• PROBLEM DESCRIPTION: Go through the material below and return each line with the string "cost" in it.

• GIVEN RECORDS:

•••

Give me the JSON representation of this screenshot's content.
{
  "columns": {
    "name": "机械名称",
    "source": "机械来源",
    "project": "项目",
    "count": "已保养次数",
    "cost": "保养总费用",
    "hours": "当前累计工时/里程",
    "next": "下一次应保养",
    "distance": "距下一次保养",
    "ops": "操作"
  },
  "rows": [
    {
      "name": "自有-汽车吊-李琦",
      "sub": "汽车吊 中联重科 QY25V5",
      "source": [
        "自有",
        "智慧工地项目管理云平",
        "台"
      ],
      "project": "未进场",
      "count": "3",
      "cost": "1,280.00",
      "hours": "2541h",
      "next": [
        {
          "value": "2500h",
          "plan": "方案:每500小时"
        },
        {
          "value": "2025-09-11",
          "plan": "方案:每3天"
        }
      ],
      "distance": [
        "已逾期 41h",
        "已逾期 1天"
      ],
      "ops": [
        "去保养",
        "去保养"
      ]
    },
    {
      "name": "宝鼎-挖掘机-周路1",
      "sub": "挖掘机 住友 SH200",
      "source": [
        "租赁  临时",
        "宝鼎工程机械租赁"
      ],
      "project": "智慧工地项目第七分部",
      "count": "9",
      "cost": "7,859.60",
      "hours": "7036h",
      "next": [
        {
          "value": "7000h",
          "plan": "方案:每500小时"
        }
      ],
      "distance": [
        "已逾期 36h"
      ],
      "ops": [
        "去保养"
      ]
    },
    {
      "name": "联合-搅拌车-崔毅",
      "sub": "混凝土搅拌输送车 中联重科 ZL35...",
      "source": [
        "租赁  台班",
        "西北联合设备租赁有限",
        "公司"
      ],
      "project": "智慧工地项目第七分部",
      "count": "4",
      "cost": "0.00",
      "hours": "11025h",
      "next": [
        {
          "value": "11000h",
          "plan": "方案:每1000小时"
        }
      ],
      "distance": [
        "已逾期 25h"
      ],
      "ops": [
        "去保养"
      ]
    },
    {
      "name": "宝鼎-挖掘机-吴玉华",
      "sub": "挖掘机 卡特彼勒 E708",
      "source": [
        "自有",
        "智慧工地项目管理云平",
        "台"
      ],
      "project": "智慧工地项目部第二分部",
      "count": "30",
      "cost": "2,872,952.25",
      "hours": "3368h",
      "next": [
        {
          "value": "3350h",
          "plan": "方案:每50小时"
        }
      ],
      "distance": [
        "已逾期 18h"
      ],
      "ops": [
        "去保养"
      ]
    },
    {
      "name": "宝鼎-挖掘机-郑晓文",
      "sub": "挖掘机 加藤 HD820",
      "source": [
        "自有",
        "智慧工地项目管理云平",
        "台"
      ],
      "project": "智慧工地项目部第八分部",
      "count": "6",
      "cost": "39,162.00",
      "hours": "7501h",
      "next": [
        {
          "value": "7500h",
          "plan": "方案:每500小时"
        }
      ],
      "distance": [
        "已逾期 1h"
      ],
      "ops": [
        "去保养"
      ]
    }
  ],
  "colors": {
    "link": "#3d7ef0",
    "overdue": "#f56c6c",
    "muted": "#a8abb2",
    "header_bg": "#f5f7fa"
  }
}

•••

• EXERCISE RESULT:
    "cost": "保养总费用",
      "cost": "1,280.00",
      "cost": "7,859.60",
      "cost": "0.00",
      "cost": "2,872,952.25",
      "cost": "39,162.00",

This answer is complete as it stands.